As summer begins to wind down, there are only a few more weeks left to pitch a tent and sleep under the stars. There are still those who like to ‘rough it,’ but many campgrounds today are overrun with giant RVs and mobile homes with most if not all of the luxuries of home.
Campers in the early 1900s did not have all of the options that we do today. The camping movement that occurred around the turn of the century was born from the child labor movement. It was designed to improve the lives of children who lived in poor, overcrowded cities by developing civic responsibility, intellect, and physical and social skills and to bond with nature. And as cities became more crowded, people were looking for activities away from the hustle and bustle. Camping was no longer a necessity for hunters, lumberjacks, and other mountain men. It became a recreational activity for the whole family in every class.
Rockford’s Chautuaqua was a very popular two-week long event that offered lectures on cultural, political, and social topics as well as Buffalo Bill’s exciting Wild West Show. Those who attended often camped in tents during those two weeks while they enjoyed the festivities.
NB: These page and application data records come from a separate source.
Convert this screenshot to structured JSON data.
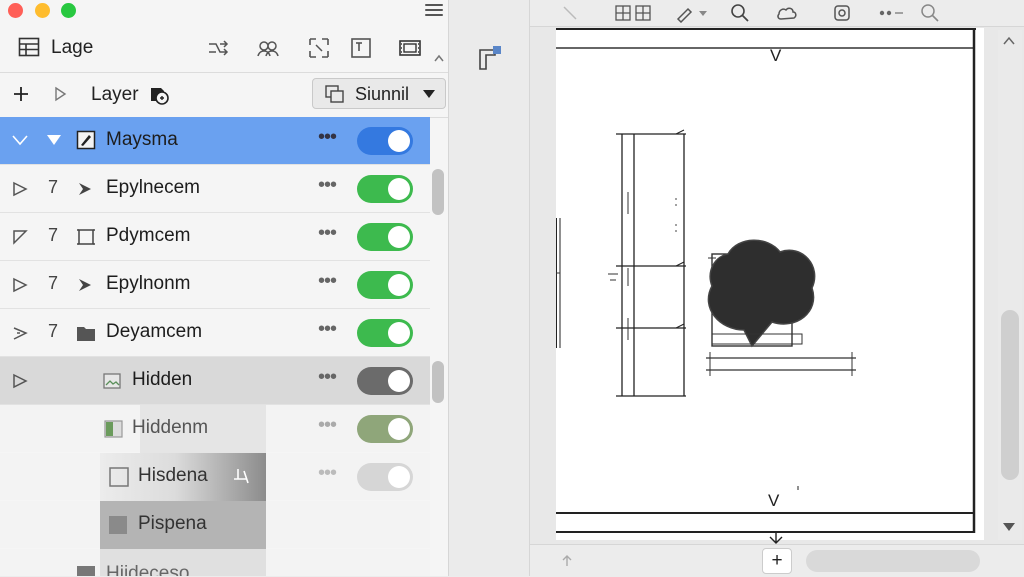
{
  "panel": {
    "title": "Lage",
    "toolbar_label": "Layer",
    "mode_select": {
      "label": "Siunnil"
    }
  },
  "layers": [
    {
      "name": "Maysma",
      "num": "",
      "selected": true,
      "toggle": "on"
    },
    {
      "name": "Epylnecem",
      "num": "7",
      "selected": false,
      "toggle": "on"
    },
    {
      "name": "Pdymcem",
      "num": "7",
      "selected": false,
      "toggle": "on"
    },
    {
      "name": "Epylnonm",
      "num": "7",
      "selected": false,
      "toggle": "on"
    },
    {
      "name": "Deyamcem",
      "num": "7",
      "selected": false,
      "toggle": "on"
    },
    {
      "name": "Hidden",
      "num": "",
      "selected": false,
      "toggle": "dark"
    },
    {
      "name": "Hiddenm",
      "num": "",
      "selected": false,
      "toggle": "olive"
    },
    {
      "name": "Hisdena",
      "num": "",
      "selected": false,
      "toggle": "light"
    },
    {
      "name": "Pispena",
      "num": "",
      "selected": false,
      "toggle": "none"
    },
    {
      "name": "Hiideceso",
      "num": "",
      "selected": false,
      "toggle": "none"
    }
  ],
  "canvas": {
    "mark_top": "V",
    "mark_bottom": "V"
  },
  "bottom_bar": {
    "add_label": "+"
  },
  "colors": {
    "selection": "#6aa1f0",
    "toggle_on_blue": "#3479e0",
    "toggle_on_green": "#3dba4e",
    "toggle_dark": "#6b6b6b",
    "toggle_olive": "#8fa67a",
    "toggle_light": "#d6d6d6"
  }
}
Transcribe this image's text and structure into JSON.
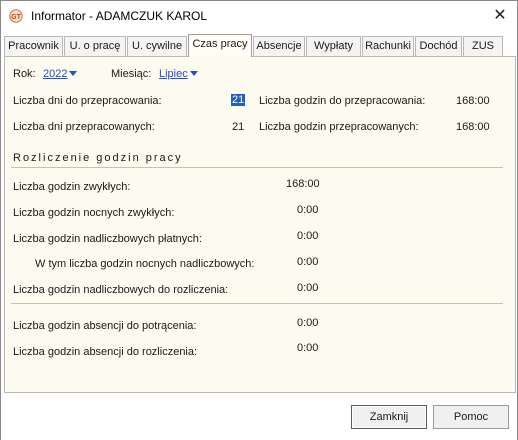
{
  "window": {
    "title": "Informator - ADAMCZUK KAROL"
  },
  "tabs": [
    {
      "label": "Pracownik"
    },
    {
      "label": "U. o pracę"
    },
    {
      "label": "U. cywilne"
    },
    {
      "label": "Czas pracy",
      "active": true
    },
    {
      "label": "Absencje"
    },
    {
      "label": "Wypłaty"
    },
    {
      "label": "Rachunki"
    },
    {
      "label": "Dochód"
    },
    {
      "label": "ZUS"
    }
  ],
  "filters": {
    "year_label": "Rok:",
    "year_value": "2022",
    "month_label": "Miesiąc:",
    "month_value": "Lipiec"
  },
  "summary": {
    "days_to_work_label": "Liczba dni do przepracowania:",
    "days_to_work_value": "21",
    "hours_to_work_label": "Liczba godzin do przepracowania:",
    "hours_to_work_value": "168:00",
    "days_worked_label": "Liczba dni przepracowanych:",
    "days_worked_value": "21",
    "hours_worked_label": "Liczba godzin przepracowanych:",
    "hours_worked_value": "168:00"
  },
  "settlement": {
    "title": "Rozliczenie godzin pracy",
    "rows": [
      {
        "label": "Liczba godzin zwykłych:",
        "value": "168:00"
      },
      {
        "label": "Liczba godzin nocnych zwykłych:",
        "value": "0:00"
      },
      {
        "label": "Liczba godzin nadliczbowych płatnych:",
        "value": "0:00"
      },
      {
        "label": "W tym liczba godzin nocnych nadliczbowych:",
        "value": "0:00"
      },
      {
        "label": "Liczba godzin nadliczbowych do rozliczenia:",
        "value": "0:00"
      }
    ]
  },
  "absence": {
    "rows": [
      {
        "label": "Liczba godzin absencji do potrącenia:",
        "value": "0:00"
      },
      {
        "label": "Liczba godzin absencji do rozliczenia:",
        "value": "0:00"
      }
    ]
  },
  "buttons": {
    "close_label": "Zamknij",
    "help_label": "Pomoc"
  },
  "colors": {
    "panel_background": "#fdfaf0",
    "link": "#1f4fd6",
    "selection": "#1f5fc9"
  }
}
Campers did not often have special equipment for camping – they brought what they already had. Rugs and carpets from home made up the floor, and campers sat in wicker or rocking chairs from their own porches.
Many ladies, like those in the photographs above, wore their everyday clothing, blouses and skirts, while camping. This outfit is an example of what ladies began wearing during the 1910s. It’s militaristic style is similar to men’s uniforms worn during WWI.
Many of our camping traditions have remained the same in the last 100 years, such as canoeing with family and friends. What are your camping traditions? How are they similar or different?